■ **ABOUT THIS EXERCISE**
The reply should give back every entry exactly as written.
● ● ● ●
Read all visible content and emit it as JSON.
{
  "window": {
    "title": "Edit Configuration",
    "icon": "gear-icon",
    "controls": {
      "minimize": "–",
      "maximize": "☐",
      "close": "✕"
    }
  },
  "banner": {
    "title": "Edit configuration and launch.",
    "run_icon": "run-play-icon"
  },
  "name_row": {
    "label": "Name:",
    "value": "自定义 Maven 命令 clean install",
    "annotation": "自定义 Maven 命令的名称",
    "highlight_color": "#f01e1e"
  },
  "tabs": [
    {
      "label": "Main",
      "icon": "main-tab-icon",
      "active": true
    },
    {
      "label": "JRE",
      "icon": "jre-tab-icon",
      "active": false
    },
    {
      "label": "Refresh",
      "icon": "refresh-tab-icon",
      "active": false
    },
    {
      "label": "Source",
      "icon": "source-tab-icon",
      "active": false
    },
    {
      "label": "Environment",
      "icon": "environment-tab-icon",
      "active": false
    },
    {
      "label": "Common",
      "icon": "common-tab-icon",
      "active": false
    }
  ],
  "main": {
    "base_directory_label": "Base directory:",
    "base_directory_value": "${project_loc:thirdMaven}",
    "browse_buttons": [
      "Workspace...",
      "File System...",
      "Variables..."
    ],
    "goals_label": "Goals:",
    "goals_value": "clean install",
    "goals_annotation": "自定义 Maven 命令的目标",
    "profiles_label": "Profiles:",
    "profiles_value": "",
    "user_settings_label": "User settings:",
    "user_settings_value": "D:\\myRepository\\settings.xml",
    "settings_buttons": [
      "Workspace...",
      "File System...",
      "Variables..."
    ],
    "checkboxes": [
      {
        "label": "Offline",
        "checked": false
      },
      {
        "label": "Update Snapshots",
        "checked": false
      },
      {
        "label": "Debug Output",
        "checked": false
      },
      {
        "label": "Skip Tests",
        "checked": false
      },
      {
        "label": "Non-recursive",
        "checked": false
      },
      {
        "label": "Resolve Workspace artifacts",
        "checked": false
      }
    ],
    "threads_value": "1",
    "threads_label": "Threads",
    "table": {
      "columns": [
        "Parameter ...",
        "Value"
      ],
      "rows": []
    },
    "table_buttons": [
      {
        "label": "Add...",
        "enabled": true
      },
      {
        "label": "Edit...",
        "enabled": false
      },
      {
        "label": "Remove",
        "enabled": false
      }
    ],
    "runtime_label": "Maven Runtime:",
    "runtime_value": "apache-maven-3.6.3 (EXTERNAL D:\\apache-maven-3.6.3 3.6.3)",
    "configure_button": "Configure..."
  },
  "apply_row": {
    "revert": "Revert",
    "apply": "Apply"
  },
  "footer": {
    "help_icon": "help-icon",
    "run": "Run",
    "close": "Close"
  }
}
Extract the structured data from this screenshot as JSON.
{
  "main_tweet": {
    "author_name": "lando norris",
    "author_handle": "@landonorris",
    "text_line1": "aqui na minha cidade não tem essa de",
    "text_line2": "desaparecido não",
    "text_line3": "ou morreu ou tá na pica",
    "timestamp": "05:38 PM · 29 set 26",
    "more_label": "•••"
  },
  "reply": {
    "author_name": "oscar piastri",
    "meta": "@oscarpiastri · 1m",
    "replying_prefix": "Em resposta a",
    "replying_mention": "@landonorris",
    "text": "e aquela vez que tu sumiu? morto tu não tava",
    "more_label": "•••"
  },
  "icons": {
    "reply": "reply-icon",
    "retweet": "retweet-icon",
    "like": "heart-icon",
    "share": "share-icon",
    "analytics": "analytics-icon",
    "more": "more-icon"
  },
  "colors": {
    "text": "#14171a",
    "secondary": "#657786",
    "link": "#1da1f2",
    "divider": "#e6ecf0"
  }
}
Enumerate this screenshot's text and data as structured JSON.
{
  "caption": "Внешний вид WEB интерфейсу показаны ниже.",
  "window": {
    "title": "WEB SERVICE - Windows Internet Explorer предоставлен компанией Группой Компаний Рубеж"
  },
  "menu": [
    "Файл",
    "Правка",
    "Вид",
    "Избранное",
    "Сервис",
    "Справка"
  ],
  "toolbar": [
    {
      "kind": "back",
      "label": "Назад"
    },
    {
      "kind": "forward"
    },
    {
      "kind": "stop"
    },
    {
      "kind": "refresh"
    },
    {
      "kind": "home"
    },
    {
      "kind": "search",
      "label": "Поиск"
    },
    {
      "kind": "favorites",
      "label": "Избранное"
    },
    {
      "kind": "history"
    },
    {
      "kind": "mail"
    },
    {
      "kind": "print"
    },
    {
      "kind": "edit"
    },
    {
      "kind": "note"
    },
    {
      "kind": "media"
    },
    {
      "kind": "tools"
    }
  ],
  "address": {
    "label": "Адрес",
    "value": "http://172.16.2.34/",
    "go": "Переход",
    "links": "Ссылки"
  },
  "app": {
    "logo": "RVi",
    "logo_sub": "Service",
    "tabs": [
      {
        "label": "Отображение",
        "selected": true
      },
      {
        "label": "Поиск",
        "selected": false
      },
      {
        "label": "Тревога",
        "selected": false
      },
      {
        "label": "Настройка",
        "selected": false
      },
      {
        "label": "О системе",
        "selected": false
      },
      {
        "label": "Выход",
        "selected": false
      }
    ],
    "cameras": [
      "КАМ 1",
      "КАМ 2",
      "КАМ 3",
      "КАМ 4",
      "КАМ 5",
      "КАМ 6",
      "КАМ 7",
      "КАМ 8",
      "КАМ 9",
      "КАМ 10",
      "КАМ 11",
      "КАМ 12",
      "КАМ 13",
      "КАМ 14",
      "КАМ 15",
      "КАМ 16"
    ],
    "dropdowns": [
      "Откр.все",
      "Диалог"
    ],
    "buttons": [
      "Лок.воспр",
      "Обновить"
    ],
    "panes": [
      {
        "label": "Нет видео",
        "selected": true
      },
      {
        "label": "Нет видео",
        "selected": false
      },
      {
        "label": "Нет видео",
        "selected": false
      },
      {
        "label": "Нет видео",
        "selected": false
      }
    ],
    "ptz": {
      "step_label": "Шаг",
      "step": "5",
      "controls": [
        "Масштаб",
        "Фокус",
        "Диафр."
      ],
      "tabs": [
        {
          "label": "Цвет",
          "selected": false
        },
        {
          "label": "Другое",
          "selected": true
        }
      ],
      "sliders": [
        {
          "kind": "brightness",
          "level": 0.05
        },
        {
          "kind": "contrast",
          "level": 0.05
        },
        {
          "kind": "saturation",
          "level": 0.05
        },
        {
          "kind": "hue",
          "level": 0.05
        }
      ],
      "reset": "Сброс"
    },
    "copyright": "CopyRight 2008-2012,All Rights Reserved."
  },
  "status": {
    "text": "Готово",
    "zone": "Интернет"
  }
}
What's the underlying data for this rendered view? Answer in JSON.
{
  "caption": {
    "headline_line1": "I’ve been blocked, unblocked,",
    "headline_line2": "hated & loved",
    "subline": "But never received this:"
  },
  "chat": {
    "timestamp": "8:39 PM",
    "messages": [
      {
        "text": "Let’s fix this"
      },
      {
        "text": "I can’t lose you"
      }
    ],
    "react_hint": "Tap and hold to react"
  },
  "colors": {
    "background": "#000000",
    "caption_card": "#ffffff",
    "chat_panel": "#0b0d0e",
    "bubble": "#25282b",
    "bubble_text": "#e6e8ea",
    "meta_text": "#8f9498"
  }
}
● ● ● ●
■ **SOLUTION FOR THIS PROBLEM**
Read all visible content and emit it as JSON.
{
  "window": {
    "title": "Edit Configuration",
    "icon": "gear-icon",
    "controls": {
      "minimize": "–",
      "maximize": "☐",
      "close": "✕"
    }
  },
  "banner": {
    "title": "Edit configuration and launch.",
    "run_icon": "run-play-icon"
  },
  "name_row": {
    "label": "Name:",
    "value": "自定义 Maven 命令 clean install",
    "annotation": "自定义 Maven 命令的名称",
    "highlight_color": "#f01e1e"
  },
  "tabs": [
    {
      "label": "Main",
      "icon": "main-tab-icon",
      "active": true
    },
    {
      "label": "JRE",
      "icon": "jre-tab-icon",
      "active": false
    },
    {
      "label": "Refresh",
      "icon": "refresh-tab-icon",
      "active": false
    },
    {
      "label": "Source",
      "icon": "source-tab-icon",
      "active": false
    },
    {
      "label": "Environment",
      "icon": "environment-tab-icon",
      "active": false
    },
    {
      "label": "Common",
      "icon": "common-tab-icon",
      "active": false
    }
  ],
  "main": {
    "base_directory_label": "Base directory:",
    "base_directory_value": "${project_loc:thirdMaven}",
    "browse_buttons": [
      "Workspace...",
      "File System...",
      "Variables..."
    ],
    "goals_label": "Goals:",
    "goals_value": "clean install",
    "goals_annotation": "自定义 Maven 命令的目标",
    "profiles_label": "Profiles:",
    "profiles_value": "",
    "user_settings_label": "User settings:",
    "user_settings_value": "D:\\myRepository\\settings.xml",
    "settings_buttons": [
      "Workspace...",
      "File System...",
      "Variables..."
    ],
    "checkboxes": [
      {
        "label": "Offline",
        "checked": false
      },
      {
        "label": "Update Snapshots",
        "checked": false
      },
      {
        "label": "Debug Output",
        "checked": false
      },
      {
        "label": "Skip Tests",
        "checked": false
      },
      {
        "label": "Non-recursive",
        "checked": false
      },
      {
        "label": "Resolve Workspace artifacts",
        "checked": false
      }
    ],
    "threads_value": "1",
    "threads_label": "Threads",
    "table": {
      "columns": [
        "Parameter ...",
        "Value"
      ],
      "rows": []
    },
    "table_buttons": [
      {
        "label": "Add...",
        "enabled": true
      },
      {
        "label": "Edit...",
        "enabled": false
      },
      {
        "label": "Remove",
        "enabled": false
      }
    ],
    "runtime_label": "Maven Runtime:",
    "runtime_value": "apache-maven-3.6.3 (EXTERNAL D:\\apache-maven-3.6.3 3.6.3)",
    "configure_button": "Configure..."
  },
  "apply_row": {
    "revert": "Revert",
    "apply": "Apply"
  },
  "footer": {
    "help_icon": "help-icon",
    "run": "Run",
    "close": "Close"
  }
}
Extract the structured data from this screenshot as JSON.
{
  "main_tweet": {
    "author_name": "lando norris",
    "author_handle": "@landonorris",
    "text_line1": "aqui na minha cidade não tem essa de",
    "text_line2": "desaparecido não",
    "text_line3": "ou morreu ou tá na pica",
    "timestamp": "05:38 PM · 29 set 26",
    "more_label": "•••"
  },
  "reply": {
    "author_name": "oscar piastri",
    "meta": "@oscarpiastri · 1m",
    "replying_prefix": "Em resposta a",
    "replying_mention": "@landonorris",
    "text": "e aquela vez que tu sumiu? morto tu não tava",
    "more_label": "•••"
  },
  "icons": {
    "reply": "reply-icon",
    "retweet": "retweet-icon",
    "like": "heart-icon",
    "share": "share-icon",
    "analytics": "analytics-icon",
    "more": "more-icon"
  },
  "colors": {
    "text": "#14171a",
    "secondary": "#657786",
    "link": "#1da1f2",
    "divider": "#e6ecf0"
  }
}
Enumerate this screenshot's text and data as structured JSON.
{
  "caption": "Внешний вид WEB интерфейсу показаны ниже.",
  "window": {
    "title": "WEB SERVICE - Windows Internet Explorer предоставлен компанией Группой Компаний Рубеж"
  },
  "menu": [
    "Файл",
    "Правка",
    "Вид",
    "Избранное",
    "Сервис",
    "Справка"
  ],
  "toolbar": [
    {
      "kind": "back",
      "label": "Назад"
    },
    {
      "kind": "forward"
    },
    {
      "kind": "stop"
    },
    {
      "kind": "refresh"
    },
    {
      "kind": "home"
    },
    {
      "kind": "search",
      "label": "Поиск"
    },
    {
      "kind": "favorites",
      "label": "Избранное"
    },
    {
      "kind": "history"
    },
    {
      "kind": "mail"
    },
    {
      "kind": "print"
    },
    {
      "kind": "edit"
    },
    {
      "kind": "note"
    },
    {
      "kind": "media"
    },
    {
      "kind": "tools"
    }
  ],
  "address": {
    "label": "Адрес",
    "value": "http://172.16.2.34/",
    "go": "Переход",
    "links": "Ссылки"
  },
  "app": {
    "logo": "RVi",
    "logo_sub": "Service",
    "tabs": [
      {
        "label": "Отображение",
        "selected": true
      },
      {
        "label": "Поиск",
        "selected": false
      },
      {
        "label": "Тревога",
        "selected": false
      },
      {
        "label": "Настройка",
        "selected": false
      },
      {
        "label": "О системе",
        "selected": false
      },
      {
        "label": "Выход",
        "selected": false
      }
    ],
    "cameras": [
      "КАМ 1",
      "КАМ 2",
      "КАМ 3",
      "КАМ 4",
      "КАМ 5",
      "КАМ 6",
      "КАМ 7",
      "КАМ 8",
      "КАМ 9",
      "КАМ 10",
      "КАМ 11",
      "КАМ 12",
      "КАМ 13",
      "КАМ 14",
      "КАМ 15",
      "КАМ 16"
    ],
    "dropdowns": [
      "Откр.все",
      "Диалог"
    ],
    "buttons": [
      "Лок.воспр",
      "Обновить"
    ],
    "panes": [
      {
        "label": "Нет видео",
        "selected": true
      },
      {
        "label": "Нет видео",
        "selected": false
      },
      {
        "label": "Нет видео",
        "selected": false
      },
      {
        "label": "Нет видео",
        "selected": false
      }
    ],
    "ptz": {
      "step_label": "Шаг",
      "step": "5",
      "controls": [
        "Масштаб",
        "Фокус",
        "Диафр."
      ],
      "tabs": [
        {
          "label": "Цвет",
          "selected": false
        },
        {
          "label": "Другое",
          "selected": true
        }
      ],
      "sliders": [
        {
          "kind": "brightness",
          "level": 0.05
        },
        {
          "kind": "contrast",
          "level": 0.05
        },
        {
          "kind": "saturation",
          "level": 0.05
        },
        {
          "kind": "hue",
          "level": 0.05
        }
      ],
      "reset": "Сброс"
    },
    "copyright": "CopyRight 2008-2012,All Rights Reserved."
  },
  "status": {
    "text": "Готово",
    "zone": "Интернет"
  }
}
What's the underlying data for this rendered view? Answer in JSON.
{
  "caption": {
    "headline_line1": "I’ve been blocked, unblocked,",
    "headline_line2": "hated & loved",
    "subline": "But never received this:"
  },
  "chat": {
    "timestamp": "8:39 PM",
    "messages": [
      {
        "text": "Let’s fix this"
      },
      {
        "text": "I can’t lose you"
      }
    ],
    "react_hint": "Tap and hold to react"
  },
  "colors": {
    "background": "#000000",
    "caption_card": "#ffffff",
    "chat_panel": "#0b0d0e",
    "bubble": "#25282b",
    "bubble_text": "#e6e8ea",
    "meta_text": "#8f9498"
  }
}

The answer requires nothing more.